Digging Dinosaur Fossils on the shore of the Bay of Fundy

200 Million years ago the super-continent Pangea ripped apart as molten rock flooded to the surface.
Powerful earthquakes fractured the landscape. The Fundy Basin was sinking, and creating 100 meter high cliffs that bordered a deep lowland basin.  In this landscape, shortly after a global mass extinction, several dinosaurs were killed and rapidly buried in sand.


The Earthquake Dinosaurs Program is focused on the study of the dinosaurs and other animals that are preserved in the sandstone rocks along the shores of the Bay of Fundy, including the oldest dinosaur bones in Canada.

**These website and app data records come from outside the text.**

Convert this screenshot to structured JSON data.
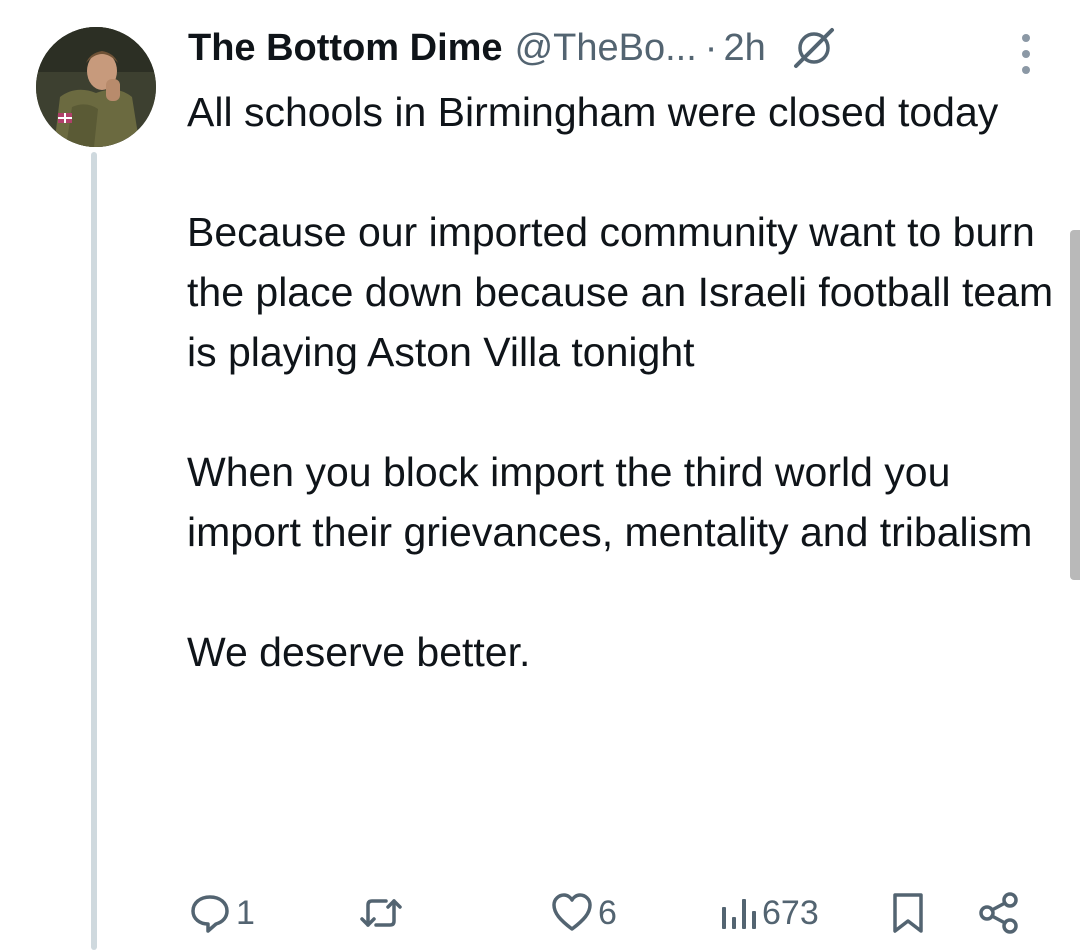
{
  "tweet": {
    "display_name": "The Bottom Dime",
    "handle": "@TheBo...",
    "separator": "·",
    "time": "2h",
    "paragraphs": [
      "All schools in Birmingham were closed today",
      "Because our imported community want to burn the place down because an Israeli football team is playing Aston Villa tonight",
      "When you block import the third world you import their grievances, mentality and tribalism",
      "We deserve better."
    ]
  },
  "actions": {
    "reply_count": "1",
    "repost_count": "",
    "like_count": "6",
    "views_count": "673"
  },
  "icons": {
    "header": [
      "grok-icon",
      "more-vertical-icon"
    ],
    "actions": [
      "reply-icon",
      "repost-icon",
      "like-icon",
      "views-icon",
      "bookmark-icon",
      "share-icon"
    ]
  },
  "colors": {
    "text_primary": "#0f1419",
    "text_secondary": "#536471",
    "thread_line": "#cfd9de",
    "background": "#ffffff"
  }
}
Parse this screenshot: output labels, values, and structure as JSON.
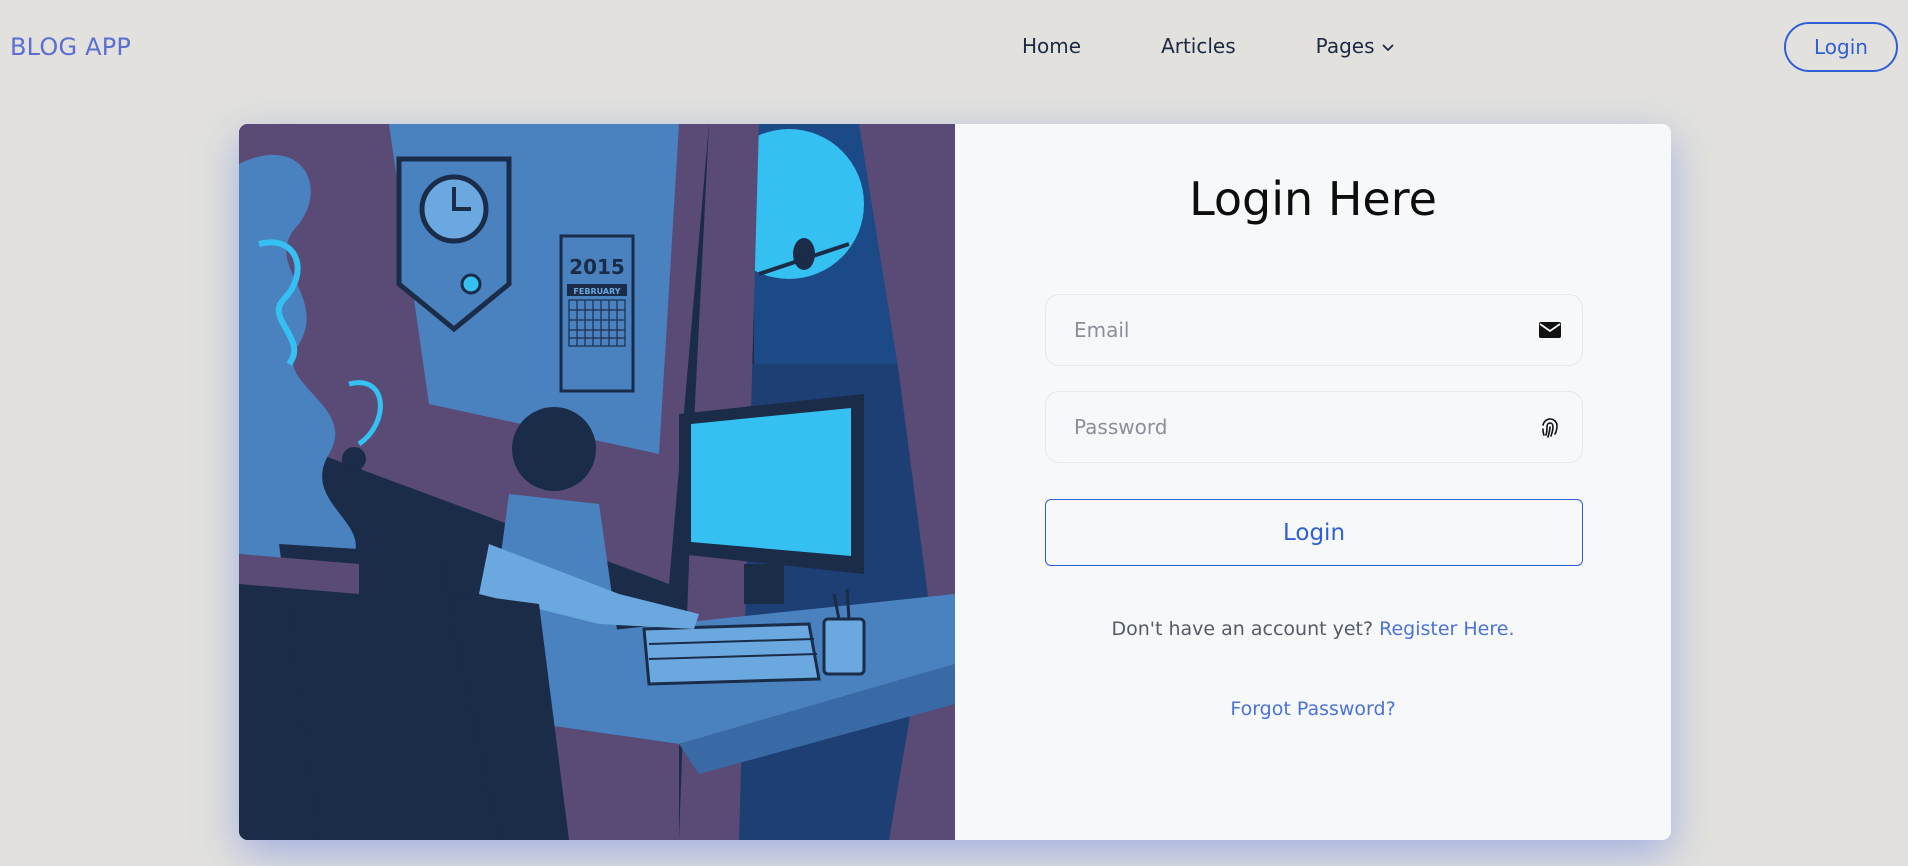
{
  "navbar": {
    "brand": "BLOG APP",
    "links": [
      {
        "label": "Home"
      },
      {
        "label": "Articles"
      },
      {
        "label": "Pages",
        "icon": "chevron-down-icon"
      }
    ],
    "login_label": "Login"
  },
  "illustration": {
    "calendar_year": "2015",
    "calendar_month": "FEBRUARY"
  },
  "form": {
    "title": "Login Here",
    "email_placeholder": "Email",
    "email_icon": "envelope-icon",
    "password_placeholder": "Password",
    "password_icon": "fingerprint-icon",
    "submit_label": "Login",
    "register_prompt": "Don't have an account yet?",
    "register_link": "Register Here.",
    "forgot_link": "Forgot Password?"
  },
  "colors": {
    "accent": "#2f5fd6",
    "brand": "#5b6fd3",
    "link": "#4b72d8",
    "background": "#e2e1dd",
    "panel": "#f6f8fa"
  }
}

Today, the highest tides in the world expose the bones of Canada’s oldest dinosaurs along Nova Scotia’s Bay of Fundy shoreline. Scientists work to carefully document, collect and protect these fossils.  Using new digital 3D scanning techniques, museum researchers and volunteers collect, document and preserve these ancient fossils.  

Volunteers play an important role in the research program at the Fundy Geological Museum in Parrsboro, Nova Scotia. 

Become involved with the Earthquake Dinosaurs Program at the Fundy Geological Museum.

  • Assist in the field, as a sponsoring or volunteer crew member, to discover new specimens
  • Help researchers to carefully expose and conserve the new discoveries
  • Provide assistance with research and education projects

Contact Us and we will provide information about how to become involved with the eDinos Program.